As with many Young Identity members, Keisha also works with Inna Voice. Helpfully, she explained the difference between the two groups: “When it first started, Young Identity was the writing group, and then as we started to slam we had Inna Voice. Not everyone was willing or ready to perform from Young Identity so it was easy to make Inna Voice the focus of performance”. Since then, Inna Voice has progressed and it is now its own company, a selective group that are hoping to put on a show next year.

Finally, who would Keisha recommend checking out? In Manchester, Ben Miller, Elmi Ali and Shirley May (one of the driving forces behind Young Identity’s One Mic Stand) are some of her must-sees, as well as Isaiah Hull, the phenomenal winner of June 2014’s One Mic Stand, and Yusra Warsama. Outside of Manchester, Keisha Thompson said she was reading Malika Booker’s Pepper Seed at the moment and could not recommend her enough, as well as loving the works of Warsan Shire and Tanya Shirley. If you want some great inspirational material definitely check out these artists, especially Booker’s latest release (which I am already delving into and loving!).

Going forward from Abecedarian, what can we expect from this talented artist in the future? “Abecedarian means learning your alphabet and it seemed fitting for the title of my first release because I was just trying it out,” explained Thompson. “But now I am ready to focus in on a theme and be more specific with something I can develop”. Performance-wise, she’s also bringing her live show I Wish I Had A Moustache to Manchester’s Contact Theatre this year and it is not something you want to miss out on! Whatever Thompson does in the future, it is going to be entertaining, fun and most of all, inspiring.
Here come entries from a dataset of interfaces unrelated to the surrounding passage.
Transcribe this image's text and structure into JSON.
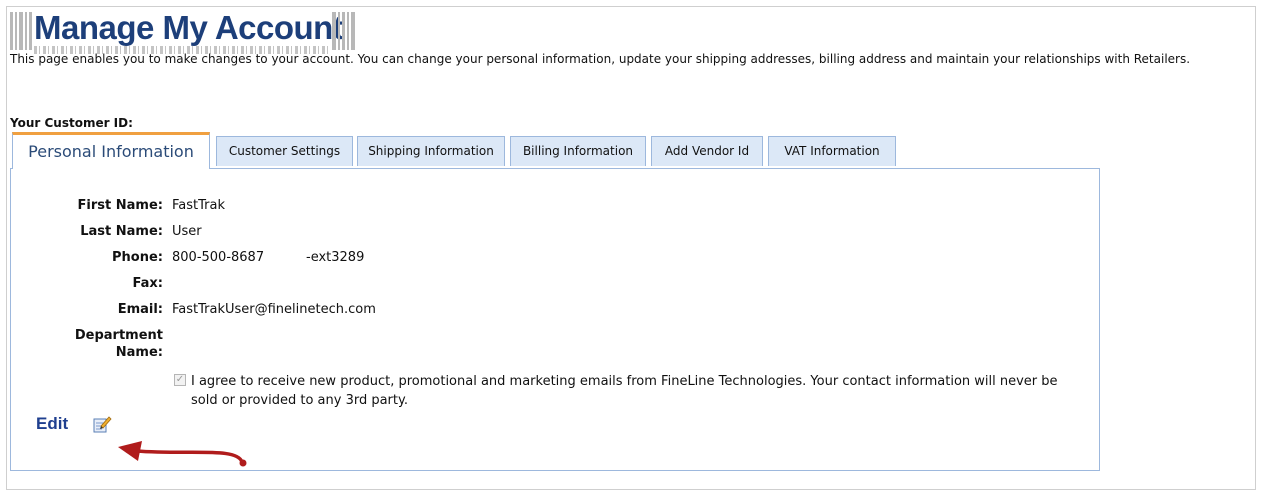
{
  "header": {
    "title": "Manage My Account",
    "intro": "This page enables you to make changes to your account. You can change your personal information, update your shipping addresses, billing address and maintain your relationships with Retailers.",
    "customer_id_label": "Your Customer ID:"
  },
  "tabs": [
    {
      "label": "Personal Information",
      "active": true
    },
    {
      "label": "Customer Settings"
    },
    {
      "label": "Shipping Information"
    },
    {
      "label": "Billing Information"
    },
    {
      "label": "Add Vendor Id"
    },
    {
      "label": "VAT Information"
    }
  ],
  "personal": {
    "first_name_label": "First Name:",
    "first_name": "FastTrak",
    "last_name_label": "Last Name:",
    "last_name": "User",
    "phone_label": "Phone:",
    "phone": "800-500-8687",
    "phone_ext": "-ext3289",
    "fax_label": "Fax:",
    "fax": "",
    "email_label": "Email:",
    "email": "FastTrakUser@finelinetech.com",
    "department_label_line1": "Department",
    "department_label_line2": "Name:",
    "department": "",
    "consent_text": "I agree to receive new product, promotional and marketing emails from FineLine Technologies. Your contact information will never be sold or provided to any 3rd party.",
    "consent_checked": true
  },
  "actions": {
    "edit_label": "Edit"
  },
  "colors": {
    "title": "#1d3f7a",
    "tab_active_accent": "#f0a040",
    "tab_bg": "#dce8f7",
    "border": "#9db8dd",
    "arrow": "#b01c1c"
  },
  "icons": {
    "edit": "edit-document-icon",
    "annotation": "annotation-arrow"
  }
}
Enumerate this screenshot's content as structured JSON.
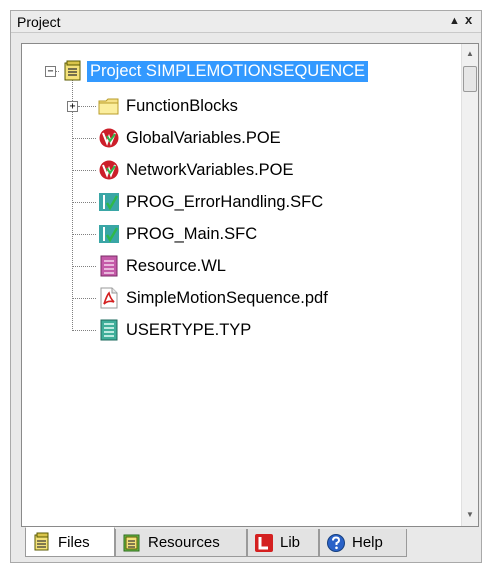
{
  "panel": {
    "title": "Project",
    "pin_glyph": "▲",
    "close_glyph": "x"
  },
  "tree": {
    "expander_root": "−",
    "expander_child": "+",
    "root": {
      "label": "Project SIMPLEMOTIONSEQUENCE",
      "icon": "project-icon",
      "selected": true
    },
    "items": [
      {
        "label": "FunctionBlocks",
        "icon": "folder-icon"
      },
      {
        "label": "GlobalVariables.POE",
        "icon": "poe-icon"
      },
      {
        "label": "NetworkVariables.POE",
        "icon": "poe-icon"
      },
      {
        "label": "PROG_ErrorHandling.SFC",
        "icon": "sfc-icon"
      },
      {
        "label": "PROG_Main.SFC",
        "icon": "sfc-icon"
      },
      {
        "label": "Resource.WL",
        "icon": "resource-icon"
      },
      {
        "label": "SimpleMotionSequence.pdf",
        "icon": "pdf-icon"
      },
      {
        "label": "USERTYPE.TYP",
        "icon": "usertype-icon"
      }
    ]
  },
  "scrollbar": {
    "up_glyph": "▲",
    "down_glyph": "▼"
  },
  "tabs": [
    {
      "label": "Files",
      "icon": "files-icon",
      "active": true
    },
    {
      "label": "Resources",
      "icon": "resources-icon",
      "active": false
    },
    {
      "label": "Lib",
      "icon": "lib-icon",
      "active": false
    },
    {
      "label": "Help",
      "icon": "help-icon",
      "active": false
    }
  ],
  "colors": {
    "selection": "#3399ff",
    "poe_red": "#cc1f2a",
    "sfc_teal": "#3aa6a6",
    "pdf_red": "#d42020",
    "folder_yellow": "#f6e28a"
  }
}
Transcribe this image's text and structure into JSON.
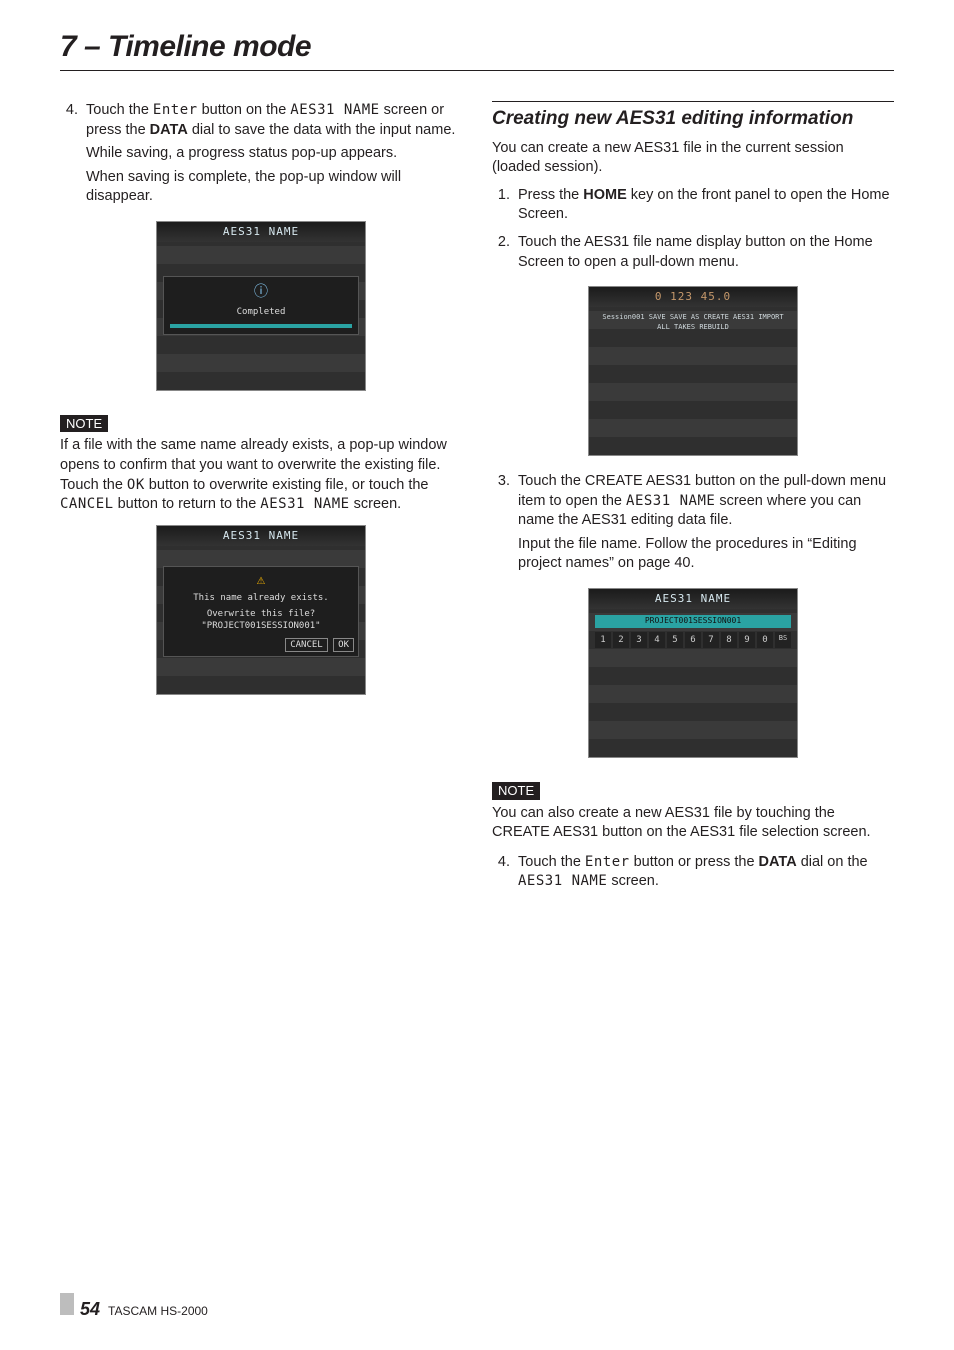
{
  "chapter": "7 – Timeline mode",
  "left": {
    "step4": {
      "num": "4.",
      "p1_a": "Touch the ",
      "p1_enter": "Enter",
      "p1_b": " button on the ",
      "p1_name": "AES31 NAME",
      "p1_c": " screen or press the ",
      "p1_data": "DATA",
      "p1_d": " dial to save the data with the input name.",
      "p2": "While saving, a progress status pop-up appears.",
      "p3": "When saving is complete, the pop-up window will disappear."
    },
    "img1": {
      "title": "AES31 NAME",
      "caption": "Completed"
    },
    "note1": {
      "label": "NOTE",
      "t_a": "If a file with the same name already exists, a pop-up window opens to confirm that you want to overwrite the existing file. Touch the ",
      "ok": "OK",
      "t_b": " button to overwrite existing file, or touch the ",
      "cancel": "CANCEL",
      "t_c": " button to return to the ",
      "name": "AES31 NAME",
      "t_d": " screen."
    },
    "img2": {
      "title": "AES31 NAME",
      "l1": "This name already exists.",
      "l2": "Overwrite this file?",
      "l3": "\"PROJECT001SESSION001\"",
      "btn1": "CANCEL",
      "btn2": "OK"
    }
  },
  "right": {
    "heading": "Creating new AES31 editing information",
    "intro": "You can create a new AES31 file in the current session (loaded session).",
    "step1": {
      "num": "1.",
      "a": "Press the ",
      "home": "HOME",
      "b": " key on the front panel to open the Home Screen."
    },
    "step2": {
      "num": "2.",
      "t": "Touch the AES31 file name display button on the Home Screen to open a pull-down menu."
    },
    "img3": {
      "caption": "Session001  SAVE  SAVE AS  CREATE AES31  IMPORT ALL TAKES  REBUILD"
    },
    "step3": {
      "num": "3.",
      "p1_a": "Touch the CREATE AES31 button on the pull-down menu item to open the ",
      "p1_name": "AES31 NAME",
      "p1_b": " screen where you can name the AES31 editing data file.",
      "p2": "Input the file name. Follow the procedures in “Editing project names” on page 40."
    },
    "img4": {
      "title": "AES31 NAME",
      "text": "PROJECT001SESSION001"
    },
    "note2": {
      "label": "NOTE",
      "t": "You can also create a new AES31 file by touching the CREATE AES31 button on the AES31 file selection screen."
    },
    "step4b": {
      "num": "4.",
      "a": "Touch the ",
      "enter": "Enter",
      "b": " button or press the ",
      "data": "DATA",
      "c": " dial on the ",
      "name": "AES31 NAME",
      "d": " screen."
    }
  },
  "footer": {
    "page": "54",
    "model": "TASCAM  HS-2000"
  }
}
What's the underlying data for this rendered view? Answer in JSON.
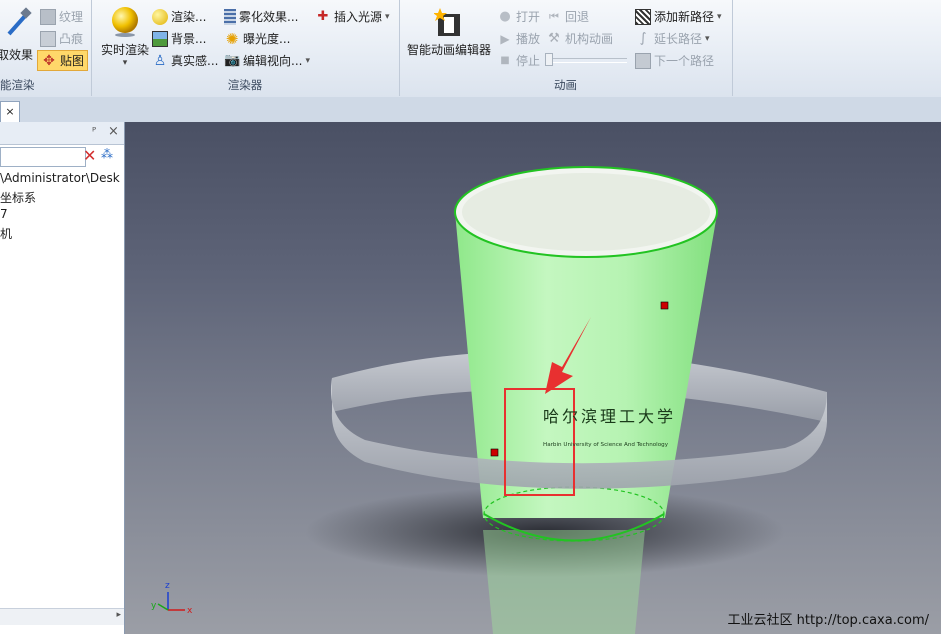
{
  "ribbon": {
    "group1": {
      "large_label": "取效果",
      "label": "能渲染",
      "items": [
        "纹理",
        "凸痕",
        "贴图"
      ]
    },
    "group2": {
      "large_label": "实时渲染",
      "label": "渲染器",
      "items": [
        "渲染...",
        "背景...",
        "真实感...",
        "雾化效果...",
        "曝光度...",
        "编辑视向...",
        "插入光源"
      ]
    },
    "group3": {
      "large_label": "智能动画编辑器",
      "label": "动画",
      "items": [
        "打开",
        "回退",
        "播放",
        "机构动画",
        "停止",
        "添加新路径",
        "延长路径",
        "下一个路径"
      ]
    }
  },
  "tabs": {
    "close": "×"
  },
  "panel": {
    "pin": "ᴾ",
    "close": "×",
    "tree": [
      "\\Administrator\\Desk",
      "坐标系",
      "7",
      "机"
    ]
  },
  "viewport": {
    "cup_text_cn": "哈尔滨理工大学",
    "cup_text_en": "Harbin University of Science And Technology",
    "axis_labels": {
      "z": "z",
      "x": "x",
      "y": "y"
    },
    "watermark": "工业云社区 http://top.caxa.com/"
  },
  "colors": {
    "cup": "#9df29a",
    "rim": "#22c322",
    "annotation": "#e83030"
  }
}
I’m looking forward to seeing where her talent can, and will, take her.

 

Follow Keisha Thompson on Twitter and on Facebook

Give her bandcamp a follow and download Abecedarian, her EP (you decide the price!): https://bandcamp.com/shebekeke

Check out Young Identity for more information about One Mic Stand: http://www.youngidentity.org/

Watch a performance here

 

-A.Webb

Graphic Designer wanted!

Double D Creative

Position: Graphic Designer
Location: Lymm, North West
Salary: c. £25,000 (dependent on experience)
Contract: Permanent

This is an exciting opportunity for anyone looking for a fresh challenge. The role will involve working on a variety of projects for a great mix of clients from major brands to independents.

You will be expected to tackle advertising, branding and POS briefs as well as reports/brochure work and, anything else that is thrown your way, with well thought-out concepts and an exceptional eye for detail.

As part of a small team you must be a team player, enthusiastic, organised and come with a ‘can do’ approach.

Your daily role will require you to manage your time effectively across a number of projects and deal directly with clients and suppliers so good communication skills are essential.

Outstanding (Mac based) skills in the Adobe Creative Suite; Illustrator, Photoshop and InDesign are essential. Knowledge of latest web technologies including HTML5 and CSS3 and an appreciation for UI, UX and general usability would be useful but not a must.

What we’re looking for:

  • Minimum of four years industry experience
  • Experience of dealing directly with clients and suppliers
  • Meticulous attention to detail
  • Ability to work on a number of projects at any one time
  • Good understanding of the print process
  • Confident, yet personable with good communication skills
  • Ability to operate creatively as well as within client brand guidelines

For more info and to apply